“We all know we have a mental health crisis in this country, but for me, and for my constituents, the suicide problem is a personal one, impacting far too many close to home,” said Congressman Gonzalez. “I sincerely believe that if we want to make a dent on the issue at hand, we need to be more proactive in finding the causes of suicide clusters and suicide contagions. Our children, our veterans, and our neighbors deserve action.”
In Ohio alone, suicide rates among children 14 and under increased by 80 percent from 2008 to 2017 according to the Ohio Alliance for Innovation in Population Health. Stark County, Ohio has experienced especially high increases in youth suicide rates with the rate of suicide among youth aged 10 to 19 rising to more than 7 times the national rate in 2018 and 11 times the 2011-2016 Stark County Rate, according to a report published by the Northeast Ohio Youth Health Survey. Since 2000, suicide rates have increased by 36 percent across the state of Ohio. Nationally, the veteran suicide rate continues to stand out at 1.5 times the rate for non-veteran adults with 6,139 U.S. Veterans dying from suicide in 2017.
House Science, Space, and Technology Committee Ranking Member Frank Lucas thanked Congressman Gonzalez for his leadership on research to prevent suicide. “Suicide was the tenth-leading cause of death in the U.S. in 2016 and the second-leading cause of death among people aged 10 to 34. I appreciate that Rep. Gonzalez and Rep. McAdams are taking steps to address this tragic epidemic,” Ranking Member Lucas said.
Despite progress in mental health research, current gaps exist in scientific understanding and basic knowledge of human genetic, behavioral, social, and environmental factors with potential relevance to suicide.
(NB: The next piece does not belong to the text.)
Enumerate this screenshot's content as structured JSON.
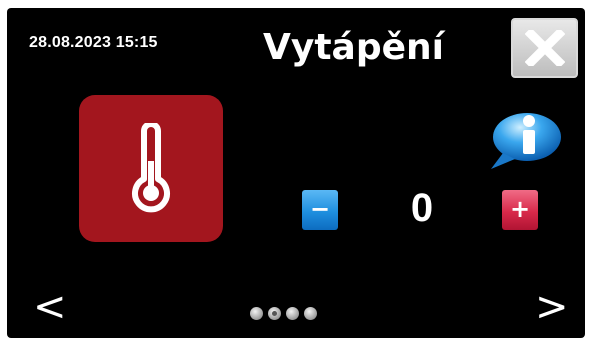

According to the American Foundation for Suicide Prevention (AFSP), the largest private funder of suicide prevention research, 90 percent of people who die by suicide have an underlying and potentially treatable mental health condition. Specific treatments used by mental health professions, such as cognitive behavior therapy, have been proven to help people manage suicidal thoughts and behavior. But more multidisciplinary research is needed to improve our understanding of what leads to suicide attempts, including social and economic factors, technology and stigma associated with mental health conditions.
The Advancing Research to Prevent Suicide Act directs the National Science Foundation to collaborate with the National Institutes of Health to award competitive grants to colleges and universities and nonprofit organizations to support fundamental research across a range of disciplines and to promote development of researchers who pursue this study as a career. The research includes, but is not limited to, the basic understanding of human social behavior. AFSP finds that if someone can get through the intense and short moment of active suicidal crisis, chances are they will not die by suicide.
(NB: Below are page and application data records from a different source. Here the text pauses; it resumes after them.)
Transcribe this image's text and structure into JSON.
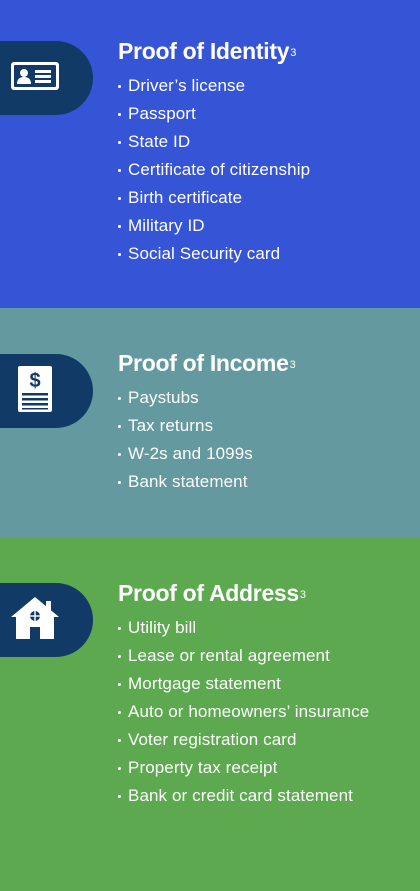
{
  "identity": {
    "title": "Proof of Identity",
    "footnote": "3",
    "icon": "id-card-icon",
    "items": [
      "Driver’s license",
      "Passport",
      "State ID",
      "Certificate of citizenship",
      "Birth certificate",
      "Military ID",
      "Social Security card"
    ]
  },
  "income": {
    "title": "Proof of Income",
    "footnote": "3",
    "icon": "pay-document-icon",
    "items": [
      "Paystubs",
      "Tax returns",
      "W-2s and 1099s",
      "Bank statement"
    ]
  },
  "address": {
    "title": "Proof of Address",
    "footnote": "3",
    "icon": "house-icon",
    "items": [
      "Utility bill",
      "Lease or rental agreement",
      "Mortgage statement",
      "Auto or homeowners’ insurance",
      "Voter registration card",
      "Property tax receipt",
      "Bank or credit card statement"
    ]
  },
  "colors": {
    "identity_bg": "#3654d6",
    "income_bg": "#6499a0",
    "address_bg": "#5ca94f",
    "tab_bg": "#123a66",
    "text": "#ffffff"
  }
}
The measure is endorsed by the American Foundation for Suicide Prevention and the American Psychological Association.